■ **TASK TO COMPLETE**:
The whole listing should be given back without any alteration.

■ **EXERCISE MATERIALS**:
==========

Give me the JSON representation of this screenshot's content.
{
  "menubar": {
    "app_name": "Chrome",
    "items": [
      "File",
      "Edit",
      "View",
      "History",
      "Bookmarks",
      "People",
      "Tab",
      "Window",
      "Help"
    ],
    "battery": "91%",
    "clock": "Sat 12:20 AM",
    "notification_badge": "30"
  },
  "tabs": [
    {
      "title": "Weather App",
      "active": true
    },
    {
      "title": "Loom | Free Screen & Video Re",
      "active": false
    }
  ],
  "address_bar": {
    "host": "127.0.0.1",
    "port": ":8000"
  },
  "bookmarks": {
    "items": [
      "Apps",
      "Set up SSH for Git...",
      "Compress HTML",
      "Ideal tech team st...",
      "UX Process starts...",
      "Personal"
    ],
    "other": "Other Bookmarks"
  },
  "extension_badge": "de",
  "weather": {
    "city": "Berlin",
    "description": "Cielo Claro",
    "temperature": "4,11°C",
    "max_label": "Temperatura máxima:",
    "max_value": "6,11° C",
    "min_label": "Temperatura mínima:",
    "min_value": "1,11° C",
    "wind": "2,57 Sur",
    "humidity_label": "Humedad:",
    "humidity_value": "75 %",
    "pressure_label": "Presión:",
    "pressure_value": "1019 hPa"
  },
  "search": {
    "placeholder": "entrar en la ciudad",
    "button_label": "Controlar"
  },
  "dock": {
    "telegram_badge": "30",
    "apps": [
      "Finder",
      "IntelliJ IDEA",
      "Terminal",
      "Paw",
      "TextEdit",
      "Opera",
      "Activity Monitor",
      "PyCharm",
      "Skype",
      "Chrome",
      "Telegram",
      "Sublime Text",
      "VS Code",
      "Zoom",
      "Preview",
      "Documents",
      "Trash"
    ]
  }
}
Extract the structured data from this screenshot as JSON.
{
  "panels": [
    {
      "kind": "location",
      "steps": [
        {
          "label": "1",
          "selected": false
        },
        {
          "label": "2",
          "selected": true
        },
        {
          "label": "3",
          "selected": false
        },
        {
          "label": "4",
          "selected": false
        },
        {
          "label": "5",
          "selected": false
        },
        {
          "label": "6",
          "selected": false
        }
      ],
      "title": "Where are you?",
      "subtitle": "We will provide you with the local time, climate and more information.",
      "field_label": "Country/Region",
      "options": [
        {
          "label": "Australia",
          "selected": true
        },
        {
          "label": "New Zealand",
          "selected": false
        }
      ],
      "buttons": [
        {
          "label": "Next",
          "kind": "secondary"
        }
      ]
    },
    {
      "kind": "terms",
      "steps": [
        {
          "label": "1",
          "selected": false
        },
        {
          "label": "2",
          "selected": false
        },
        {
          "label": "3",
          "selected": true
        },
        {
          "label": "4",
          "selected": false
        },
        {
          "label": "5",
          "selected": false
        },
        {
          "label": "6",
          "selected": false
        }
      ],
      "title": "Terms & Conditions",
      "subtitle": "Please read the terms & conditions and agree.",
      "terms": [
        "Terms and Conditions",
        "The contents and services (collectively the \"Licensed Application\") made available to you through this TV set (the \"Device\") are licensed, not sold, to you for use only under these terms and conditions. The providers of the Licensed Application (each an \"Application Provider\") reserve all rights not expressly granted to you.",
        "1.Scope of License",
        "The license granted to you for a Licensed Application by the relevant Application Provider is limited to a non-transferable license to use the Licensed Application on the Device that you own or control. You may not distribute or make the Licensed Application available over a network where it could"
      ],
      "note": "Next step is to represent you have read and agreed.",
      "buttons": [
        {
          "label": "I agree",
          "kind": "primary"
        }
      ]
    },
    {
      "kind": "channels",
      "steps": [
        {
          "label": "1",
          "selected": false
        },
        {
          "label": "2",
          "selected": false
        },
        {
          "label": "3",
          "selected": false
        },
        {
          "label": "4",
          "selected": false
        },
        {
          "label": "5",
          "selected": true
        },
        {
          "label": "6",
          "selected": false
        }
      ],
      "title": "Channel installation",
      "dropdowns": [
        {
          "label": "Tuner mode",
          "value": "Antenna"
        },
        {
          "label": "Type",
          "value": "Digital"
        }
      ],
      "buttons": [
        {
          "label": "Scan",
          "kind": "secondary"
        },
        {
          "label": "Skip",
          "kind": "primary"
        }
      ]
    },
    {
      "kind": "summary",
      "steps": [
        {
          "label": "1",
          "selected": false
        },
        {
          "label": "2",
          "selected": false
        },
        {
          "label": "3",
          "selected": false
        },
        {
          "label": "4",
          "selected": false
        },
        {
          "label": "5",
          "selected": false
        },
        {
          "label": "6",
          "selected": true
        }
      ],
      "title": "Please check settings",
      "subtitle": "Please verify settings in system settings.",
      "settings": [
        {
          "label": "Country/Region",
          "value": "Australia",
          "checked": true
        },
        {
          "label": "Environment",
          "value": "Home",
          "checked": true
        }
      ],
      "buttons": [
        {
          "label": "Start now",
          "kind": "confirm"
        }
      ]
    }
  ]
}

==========

■ **TASK SOLUTION**:
Give me the JSON representation of this screenshot's content.
{
  "menubar": {
    "app_name": "Chrome",
    "items": [
      "File",
      "Edit",
      "View",
      "History",
      "Bookmarks",
      "People",
      "Tab",
      "Window",
      "Help"
    ],
    "battery": "91%",
    "clock": "Sat 12:20 AM",
    "notification_badge": "30"
  },
  "tabs": [
    {
      "title": "Weather App",
      "active": true
    },
    {
      "title": "Loom | Free Screen & Video Re",
      "active": false
    }
  ],
  "address_bar": {
    "host": "127.0.0.1",
    "port": ":8000"
  },
  "bookmarks": {
    "items": [
      "Apps",
      "Set up SSH for Git...",
      "Compress HTML",
      "Ideal tech team st...",
      "UX Process starts...",
      "Personal"
    ],
    "other": "Other Bookmarks"
  },
  "extension_badge": "de",
  "weather": {
    "city": "Berlin",
    "description": "Cielo Claro",
    "temperature": "4,11°C",
    "max_label": "Temperatura máxima:",
    "max_value": "6,11° C",
    "min_label": "Temperatura mínima:",
    "min_value": "1,11° C",
    "wind": "2,57 Sur",
    "humidity_label": "Humedad:",
    "humidity_value": "75 %",
    "pressure_label": "Presión:",
    "pressure_value": "1019 hPa"
  },
  "search": {
    "placeholder": "entrar en la ciudad",
    "button_label": "Controlar"
  },
  "dock": {
    "telegram_badge": "30",
    "apps": [
      "Finder",
      "IntelliJ IDEA",
      "Terminal",
      "Paw",
      "TextEdit",
      "Opera",
      "Activity Monitor",
      "PyCharm",
      "Skype",
      "Chrome",
      "Telegram",
      "Sublime Text",
      "VS Code",
      "Zoom",
      "Preview",
      "Documents",
      "Trash"
    ]
  }
}
Extract the structured data from this screenshot as JSON.
{
  "panels": [
    {
      "kind": "location",
      "steps": [
        {
          "label": "1",
          "selected": false
        },
        {
          "label": "2",
          "selected": true
        },
        {
          "label": "3",
          "selected": false
        },
        {
          "label": "4",
          "selected": false
        },
        {
          "label": "5",
          "selected": false
        },
        {
          "label": "6",
          "selected": false
        }
      ],
      "title": "Where are you?",
      "subtitle": "We will provide you with the local time, climate and more information.",
      "field_label": "Country/Region",
      "options": [
        {
          "label": "Australia",
          "selected": true
        },
        {
          "label": "New Zealand",
          "selected": false
        }
      ],
      "buttons": [
        {
          "label": "Next",
          "kind": "secondary"
        }
      ]
    },
    {
      "kind": "terms",
      "steps": [
        {
          "label": "1",
          "selected": false
        },
        {
          "label": "2",
          "selected": false
        },
        {
          "label": "3",
          "selected": true
        },
        {
          "label": "4",
          "selected": false
        },
        {
          "label": "5",
          "selected": false
        },
        {
          "label": "6",
          "selected": false
        }
      ],
      "title": "Terms & Conditions",
      "subtitle": "Please read the terms & conditions and agree.",
      "terms": [
        "Terms and Conditions",
        "The contents and services (collectively the \"Licensed Application\") made available to you through this TV set (the \"Device\") are licensed, not sold, to you for use only under these terms and conditions. The providers of the Licensed Application (each an \"Application Provider\") reserve all rights not expressly granted to you.",
        "1.Scope of License",
        "The license granted to you for a Licensed Application by the relevant Application Provider is limited to a non-transferable license to use the Licensed Application on the Device that you own or control. You may not distribute or make the Licensed Application available over a network where it could"
      ],
      "note": "Next step is to represent you have read and agreed.",
      "buttons": [
        {
          "label": "I agree",
          "kind": "primary"
        }
      ]
    },
    {
      "kind": "channels",
      "steps": [
        {
          "label": "1",
          "selected": false
        },
        {
          "label": "2",
          "selected": false
        },
        {
          "label": "3",
          "selected": false
        },
        {
          "label": "4",
          "selected": false
        },
        {
          "label": "5",
          "selected": true
        },
        {
          "label": "6",
          "selected": false
        }
      ],
      "title": "Channel installation",
      "dropdowns": [
        {
          "label": "Tuner mode",
          "value": "Antenna"
        },
        {
          "label": "Type",
          "value": "Digital"
        }
      ],
      "buttons": [
        {
          "label": "Scan",
          "kind": "secondary"
        },
        {
          "label": "Skip",
          "kind": "primary"
        }
      ]
    },
    {
      "kind": "summary",
      "steps": [
        {
          "label": "1",
          "selected": false
        },
        {
          "label": "2",
          "selected": false
        },
        {
          "label": "3",
          "selected": false
        },
        {
          "label": "4",
          "selected": false
        },
        {
          "label": "5",
          "selected": false
        },
        {
          "label": "6",
          "selected": true
        }
      ],
      "title": "Please check settings",
      "subtitle": "Please verify settings in system settings.",
      "settings": [
        {
          "label": "Country/Region",
          "value": "Australia",
          "checked": true
        },
        {
          "label": "Environment",
          "value": "Home",
          "checked": true
        }
      ],
      "buttons": [
        {
          "label": "Start now",
          "kind": "confirm"
        }
      ]
    }
  ]
}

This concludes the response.